Material to process:
● ● ● ●

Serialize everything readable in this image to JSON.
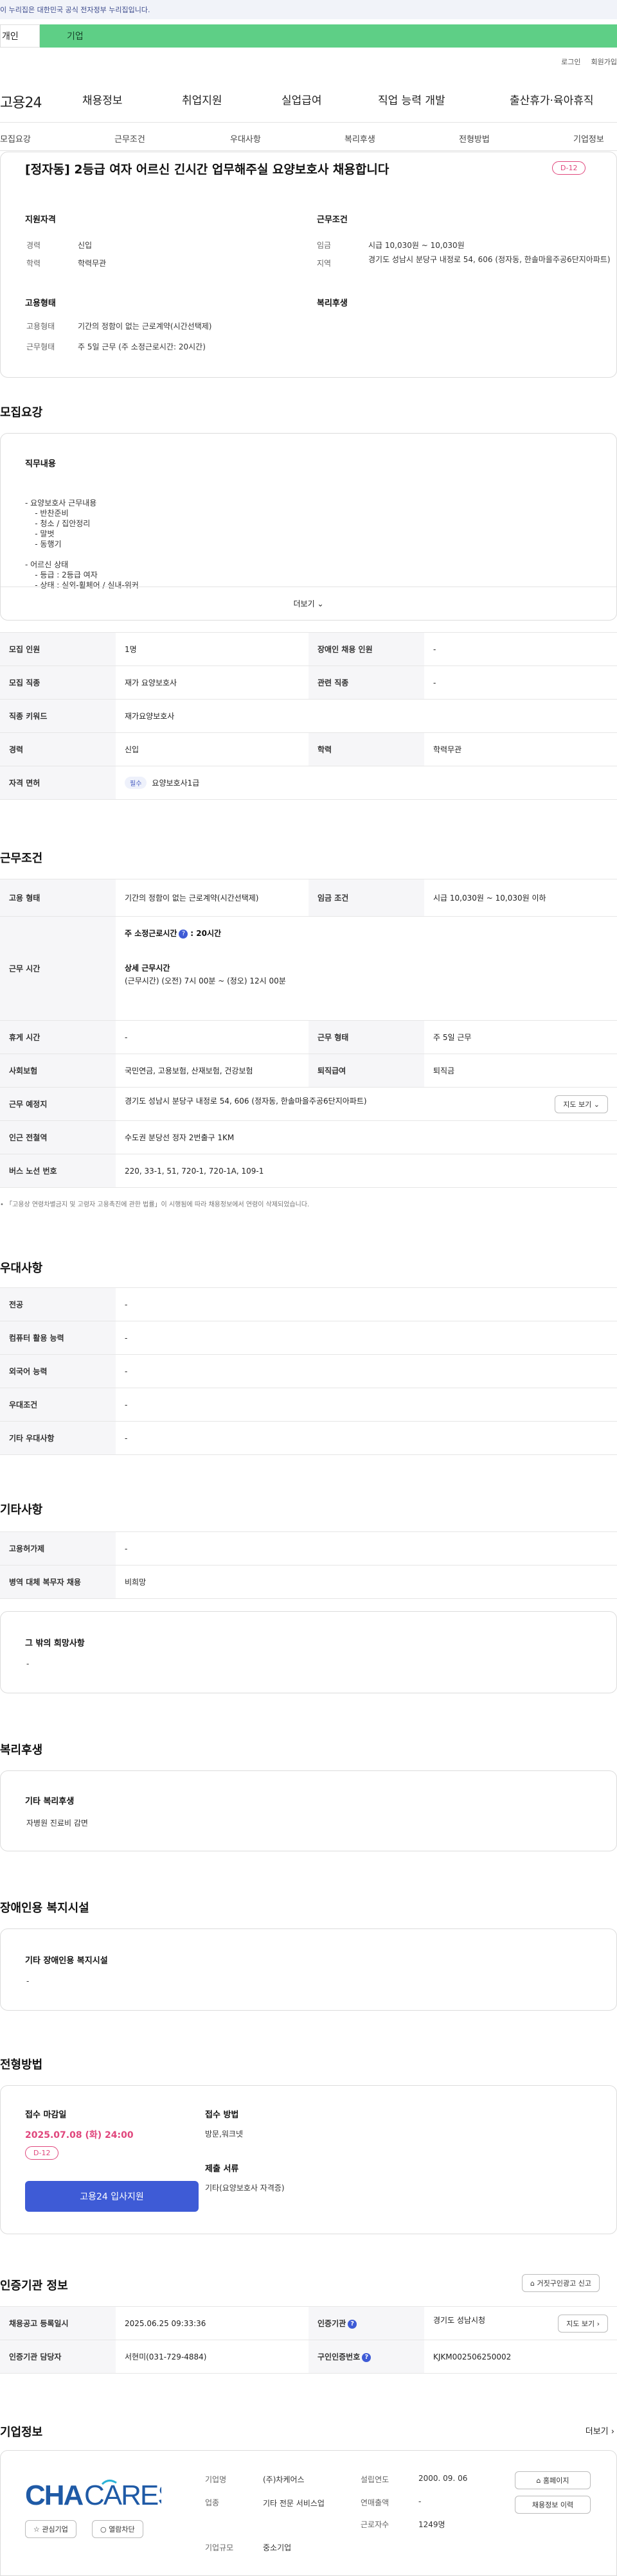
{
  "gov_banner": "이 누리집은 대한민국 공식 전자정부 누리집입니다.",
  "user_tabs": [
    "개인",
    "기업"
  ],
  "util": [
    "로그인",
    "회원가입"
  ],
  "logo": "고용24",
  "gnb": [
    "채용정보",
    "취업지원",
    "실업급여",
    "직업 능력 개발",
    "출산휴가·육아휴직"
  ],
  "anchors": [
    "모집요강",
    "근무조건",
    "우대사항",
    "복리후생",
    "전형방법",
    "기업정보"
  ],
  "summary": {
    "title": "[정자동] 2등급 여자 어르신 긴시간 업무해주실 요양보호사 채용합니다",
    "dday": "D-12",
    "qual_title": "지원자격",
    "cond_title": "근무조건",
    "career_l": "경력",
    "career_v": "신입",
    "edu_l": "학력",
    "edu_v": "학력무관",
    "wage_l": "임금",
    "wage_v": "시급 10,030원 ~ 10,030원",
    "region_l": "지역",
    "region_v": "경기도 성남시 분당구 내정로 54, 606 (정자동, 한솔마을주공6단지아파트)",
    "emp_title": "고용형태",
    "welfare_title": "복리후생",
    "emptype_l": "고용형태",
    "emptype_v": "기간의 정함이 없는 근로계약(시간선택제)",
    "worktype_l": "근무형태",
    "worktype_v": "주 5일 근무 (주 소정근로시간: 20시간)"
  },
  "recruit": {
    "section": "모집요강",
    "job_title": "직무내용",
    "job_lines": [
      "- 요양보호사 근무내용",
      "    - 반찬준비",
      "    - 청소 / 집안정리",
      "    - 말벗",
      "    - 동행기",
      "",
      "- 어르신 상태",
      "    - 등급 : 2등급 여자",
      "    - 상태 : 실외-휠체어 / 실내-워커"
    ],
    "more": "더보기",
    "table": {
      "r1": [
        "모집 인원",
        "1명",
        "장애인 채용 인원",
        "-"
      ],
      "r2": [
        "모집 직종",
        "재가 요양보호사",
        "관련 직종",
        "-"
      ],
      "r3": [
        "직종 키워드",
        "재가요양보호사"
      ],
      "r4": [
        "경력",
        "신입",
        "학력",
        "학력무관"
      ],
      "r5": [
        "자격 면허",
        "필수",
        "요양보호사1급"
      ]
    }
  },
  "conditions": {
    "section": "근무조건",
    "emp_l": "고용 형태",
    "emp_v": "기간의 정함이 없는 근로계약(시간선택제)",
    "wage_l": "임금 조건",
    "wage_v": "시급 10,030원 ~ 10,030원 이하",
    "time_l": "근무 시간",
    "week_hours_l": "주 소정근로시간",
    "week_hours_v": ": 20시간",
    "detail_l": "상세 근무시간",
    "detail_v": "(근무시간) (오전) 7시 00분 ~ (정오) 12시 00분",
    "rest_l": "휴게 시간",
    "rest_v": "-",
    "form_l": "근무 형태",
    "form_v": "주 5일 근무",
    "ins_l": "사회보험",
    "ins_v": "국민연금, 고용보험, 산재보험, 건강보험",
    "ret_l": "퇴직급여",
    "ret_v": "퇴직금",
    "place_l": "근무 예정지",
    "place_v": "경기도 성남시 분당구 내정로 54, 606 (정자동, 한솔마을주공6단지아파트)",
    "map_btn": "지도 보기",
    "subway_l": "인근 전철역",
    "subway_v": "수도권 분당선 정자 2번출구 1KM",
    "bus_l": "버스 노선 번호",
    "bus_v": "220, 33-1, 51, 720-1, 720-1A, 109-1",
    "note": "「고용상 연령차별금지 및 고령자 고용촉진에 관한 법률」이 시행됨에 따라 채용정보에서 연령이 삭제되었습니다."
  },
  "prefer": {
    "section": "우대사항",
    "rows": [
      [
        "전공",
        "-"
      ],
      [
        "컴퓨터 활용 능력",
        "-"
      ],
      [
        "외국어 능력",
        "-"
      ],
      [
        "우대조건",
        "-"
      ],
      [
        "기타 우대사항",
        "-"
      ]
    ]
  },
  "etc": {
    "section": "기타사항",
    "rows": [
      [
        "고용허가제",
        "-"
      ],
      [
        "병역 대체 복무자 채용",
        "비희망"
      ]
    ],
    "other_title": "그 밖의 희망사항",
    "other_v": "-"
  },
  "welfare": {
    "section": "복리후생",
    "title": "기타 복리후생",
    "v": "자병원 진료비 감면"
  },
  "disabled": {
    "section": "장애인용 복지시설",
    "title": "기타 장애인용 복지시설",
    "v": "-"
  },
  "selection": {
    "section": "전형방법",
    "deadline_l": "접수 마감일",
    "deadline_v": "2025.07.08 (화) 24:00",
    "dday": "D-12",
    "apply_btn": "고용24 입사지원",
    "method_l": "접수 방법",
    "method_v": "방문,워크넷",
    "docs_l": "제출 서류",
    "docs_v": "기타(요양보호사 자격증)"
  },
  "cert": {
    "section": "인증기관 정보",
    "report_btn": "거짓구인광고 신고",
    "r1": [
      "채용공고 등록일시",
      "2025.06.25 09:33:36",
      "인증기관",
      "경기도 성남시청"
    ],
    "r2": [
      "인증기관 담당자",
      "서현미(031-729-4884)",
      "구인인증번호",
      "KJKM002506250002"
    ],
    "map_btn": "지도 보기"
  },
  "company": {
    "section": "기업정보",
    "more": "더보기",
    "logo_text": "CHA CARES",
    "interest_btn": "관심기업",
    "block_btn": "열람차단",
    "name_l": "기업명",
    "name_v": "(주)차케어스",
    "industry_l": "업종",
    "industry_v": "기타 전문 서비스업",
    "size_l": "기업규모",
    "size_v": "중소기업",
    "year_l": "설립연도",
    "year_v": "2000. 09. 06",
    "sales_l": "연매출액",
    "sales_v": "-",
    "emp_l": "근로자수",
    "emp_v": "1249명",
    "home_btn": "홈페이지",
    "jobs_btn": "채용정보 이력"
  },
  "colors": {
    "brand": "#5ecf86",
    "accent": "#3e5bd6",
    "dday": "#e0467c"
  }
}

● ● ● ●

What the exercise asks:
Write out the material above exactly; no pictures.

Answer area:
Serialize everything readable in this image to JSON.
{
  "gov_banner": "이 누리집은 대한민국 공식 전자정부 누리집입니다.",
  "user_tabs": [
    "개인",
    "기업"
  ],
  "util": [
    "로그인",
    "회원가입"
  ],
  "logo": "고용24",
  "gnb": [
    "채용정보",
    "취업지원",
    "실업급여",
    "직업 능력 개발",
    "출산휴가·육아휴직"
  ],
  "anchors": [
    "모집요강",
    "근무조건",
    "우대사항",
    "복리후생",
    "전형방법",
    "기업정보"
  ],
  "summary": {
    "title": "[정자동] 2등급 여자 어르신 긴시간 업무해주실 요양보호사 채용합니다",
    "dday": "D-12",
    "qual_title": "지원자격",
    "cond_title": "근무조건",
    "career_l": "경력",
    "career_v": "신입",
    "edu_l": "학력",
    "edu_v": "학력무관",
    "wage_l": "임금",
    "wage_v": "시급 10,030원 ~ 10,030원",
    "region_l": "지역",
    "region_v": "경기도 성남시 분당구 내정로 54, 606 (정자동, 한솔마을주공6단지아파트)",
    "emp_title": "고용형태",
    "welfare_title": "복리후생",
    "emptype_l": "고용형태",
    "emptype_v": "기간의 정함이 없는 근로계약(시간선택제)",
    "worktype_l": "근무형태",
    "worktype_v": "주 5일 근무 (주 소정근로시간: 20시간)"
  },
  "recruit": {
    "section": "모집요강",
    "job_title": "직무내용",
    "job_lines": [
      "- 요양보호사 근무내용",
      "    - 반찬준비",
      "    - 청소 / 집안정리",
      "    - 말벗",
      "    - 동행기",
      "",
      "- 어르신 상태",
      "    - 등급 : 2등급 여자",
      "    - 상태 : 실외-휠체어 / 실내-워커"
    ],
    "more": "더보기",
    "table": {
      "r1": [
        "모집 인원",
        "1명",
        "장애인 채용 인원",
        "-"
      ],
      "r2": [
        "모집 직종",
        "재가 요양보호사",
        "관련 직종",
        "-"
      ],
      "r3": [
        "직종 키워드",
        "재가요양보호사"
      ],
      "r4": [
        "경력",
        "신입",
        "학력",
        "학력무관"
      ],
      "r5": [
        "자격 면허",
        "필수",
        "요양보호사1급"
      ]
    }
  },
  "conditions": {
    "section": "근무조건",
    "emp_l": "고용 형태",
    "emp_v": "기간의 정함이 없는 근로계약(시간선택제)",
    "wage_l": "임금 조건",
    "wage_v": "시급 10,030원 ~ 10,030원 이하",
    "time_l": "근무 시간",
    "week_hours_l": "주 소정근로시간",
    "week_hours_v": ": 20시간",
    "detail_l": "상세 근무시간",
    "detail_v": "(근무시간) (오전) 7시 00분 ~ (정오) 12시 00분",
    "rest_l": "휴게 시간",
    "rest_v": "-",
    "form_l": "근무 형태",
    "form_v": "주 5일 근무",
    "ins_l": "사회보험",
    "ins_v": "국민연금, 고용보험, 산재보험, 건강보험",
    "ret_l": "퇴직급여",
    "ret_v": "퇴직금",
    "place_l": "근무 예정지",
    "place_v": "경기도 성남시 분당구 내정로 54, 606 (정자동, 한솔마을주공6단지아파트)",
    "map_btn": "지도 보기",
    "subway_l": "인근 전철역",
    "subway_v": "수도권 분당선 정자 2번출구 1KM",
    "bus_l": "버스 노선 번호",
    "bus_v": "220, 33-1, 51, 720-1, 720-1A, 109-1",
    "note": "「고용상 연령차별금지 및 고령자 고용촉진에 관한 법률」이 시행됨에 따라 채용정보에서 연령이 삭제되었습니다."
  },
  "prefer": {
    "section": "우대사항",
    "rows": [
      [
        "전공",
        "-"
      ],
      [
        "컴퓨터 활용 능력",
        "-"
      ],
      [
        "외국어 능력",
        "-"
      ],
      [
        "우대조건",
        "-"
      ],
      [
        "기타 우대사항",
        "-"
      ]
    ]
  },
  "etc": {
    "section": "기타사항",
    "rows": [
      [
        "고용허가제",
        "-"
      ],
      [
        "병역 대체 복무자 채용",
        "비희망"
      ]
    ],
    "other_title": "그 밖의 희망사항",
    "other_v": "-"
  },
  "welfare": {
    "section": "복리후생",
    "title": "기타 복리후생",
    "v": "자병원 진료비 감면"
  },
  "disabled": {
    "section": "장애인용 복지시설",
    "title": "기타 장애인용 복지시설",
    "v": "-"
  },
  "selection": {
    "section": "전형방법",
    "deadline_l": "접수 마감일",
    "deadline_v": "2025.07.08 (화) 24:00",
    "dday": "D-12",
    "apply_btn": "고용24 입사지원",
    "method_l": "접수 방법",
    "method_v": "방문,워크넷",
    "docs_l": "제출 서류",
    "docs_v": "기타(요양보호사 자격증)"
  },
  "cert": {
    "section": "인증기관 정보",
    "report_btn": "거짓구인광고 신고",
    "r1": [
      "채용공고 등록일시",
      "2025.06.25 09:33:36",
      "인증기관",
      "경기도 성남시청"
    ],
    "r2": [
      "인증기관 담당자",
      "서현미(031-729-4884)",
      "구인인증번호",
      "KJKM002506250002"
    ],
    "map_btn": "지도 보기"
  },
  "company": {
    "section": "기업정보",
    "more": "더보기",
    "logo_text": "CHA CARES",
    "interest_btn": "관심기업",
    "block_btn": "열람차단",
    "name_l": "기업명",
    "name_v": "(주)차케어스",
    "industry_l": "업종",
    "industry_v": "기타 전문 서비스업",
    "size_l": "기업규모",
    "size_v": "중소기업",
    "year_l": "설립연도",
    "year_v": "2000. 09. 06",
    "sales_l": "연매출액",
    "sales_v": "-",
    "emp_l": "근로자수",
    "emp_v": "1249명",
    "home_btn": "홈페이지",
    "jobs_btn": "채용정보 이력"
  },
  "colors": {
    "brand": "#5ecf86",
    "accent": "#3e5bd6",
    "dday": "#e0467c"
  }
}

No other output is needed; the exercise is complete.